Characterization in vitro of an autocatalytic processing activity associated with the predicted 3C-like proteinase domain of the coronavirus avian infectious bronchitis virus

K W Tibbles, I Brierley, D Cavanagh, T D Brown
1996 Journal of Virology  
A region of the infectious bronchitis virus (IBV) genome between nucleotide positions 8693 and 10927 which encodes the predicted 3C-like proteinase (3CLP) domain and several potential cleavage sites has been cloned into a T7 transcription vector. In vitro translation of synthetic transcripts generated from this plasmid was not accompanied by detectable processing activity of the nascent polypeptide unless the translation was carried out in the presence of microsomal membrane preparations. The
more » ... preparations. The processed products so obtained closely resembled in size those expected from cleavage at predicted glutamine-serine (Q/S) dipeptides and included a protein with a size of 35 kDa (p35) that corresponds to the predicted size of 3CLP. Efficient processing was dependent on the presence of membranes during translation; processing was found to occur when microsomes were added posttranslationally, but only after extended periods of incubation.
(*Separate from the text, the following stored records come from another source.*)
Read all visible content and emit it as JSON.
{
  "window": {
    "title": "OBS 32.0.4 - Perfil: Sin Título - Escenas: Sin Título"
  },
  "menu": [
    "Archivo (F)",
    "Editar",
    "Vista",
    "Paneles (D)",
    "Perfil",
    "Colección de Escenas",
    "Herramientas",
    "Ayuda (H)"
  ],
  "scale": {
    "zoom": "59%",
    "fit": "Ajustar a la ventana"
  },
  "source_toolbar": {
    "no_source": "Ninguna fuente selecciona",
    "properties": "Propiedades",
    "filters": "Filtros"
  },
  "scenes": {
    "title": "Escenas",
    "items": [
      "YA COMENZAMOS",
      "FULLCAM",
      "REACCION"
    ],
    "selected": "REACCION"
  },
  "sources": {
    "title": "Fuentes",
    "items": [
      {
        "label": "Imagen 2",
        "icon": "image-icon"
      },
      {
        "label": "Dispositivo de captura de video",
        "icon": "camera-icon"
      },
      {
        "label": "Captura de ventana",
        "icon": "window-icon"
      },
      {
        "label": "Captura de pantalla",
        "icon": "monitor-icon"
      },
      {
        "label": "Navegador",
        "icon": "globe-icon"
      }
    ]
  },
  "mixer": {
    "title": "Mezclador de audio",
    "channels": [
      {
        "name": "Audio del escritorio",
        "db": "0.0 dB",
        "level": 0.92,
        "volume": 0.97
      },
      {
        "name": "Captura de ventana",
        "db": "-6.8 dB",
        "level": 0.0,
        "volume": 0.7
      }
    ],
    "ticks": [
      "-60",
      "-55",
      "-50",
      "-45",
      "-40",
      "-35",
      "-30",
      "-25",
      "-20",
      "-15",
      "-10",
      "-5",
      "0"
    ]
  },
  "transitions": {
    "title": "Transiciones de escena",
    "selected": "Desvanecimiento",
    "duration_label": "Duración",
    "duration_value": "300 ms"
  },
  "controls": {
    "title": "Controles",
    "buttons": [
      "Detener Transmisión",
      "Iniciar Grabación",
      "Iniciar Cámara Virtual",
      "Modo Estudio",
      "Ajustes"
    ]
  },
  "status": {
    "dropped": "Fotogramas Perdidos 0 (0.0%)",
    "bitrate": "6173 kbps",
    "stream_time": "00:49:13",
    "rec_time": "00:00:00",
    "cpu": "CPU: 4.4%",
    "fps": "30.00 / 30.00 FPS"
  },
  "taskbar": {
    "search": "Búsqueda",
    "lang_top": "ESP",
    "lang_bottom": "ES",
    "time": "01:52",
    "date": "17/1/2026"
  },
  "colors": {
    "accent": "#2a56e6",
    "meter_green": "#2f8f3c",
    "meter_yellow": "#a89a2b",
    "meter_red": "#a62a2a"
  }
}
C-terminal deletion analysis of the encoded polyprotein fragment revealed that cleavage activity was dependent on the presence of most but not all of the downstream and adjacent hydrophobic region MP2. Dysfunctional mutagenesis of the putative active-site cysteine residue of 3CLP to either serine or alanine resulted in polypeptides that were impaired for processing, while mutagenesis at the predicted Q/S release sites implicated them in the release of the p35 protein. Processed products of the wild-type protein were active in trans cleavage assays, which were used to demonstrate that the IBV 3CLP is sensitive to inhibition by both serine and cysteine protease class-specific inhibitors. These data reveal the identity of the IBV 3C-like proteinase, which exhibits characteristics in common with the 3C proteinases of picornaviruses.
doi:10.1128/jvi.70.3.1923-1930.1996 fatcat:ckn45yqbybccnbjo6hqqza4gra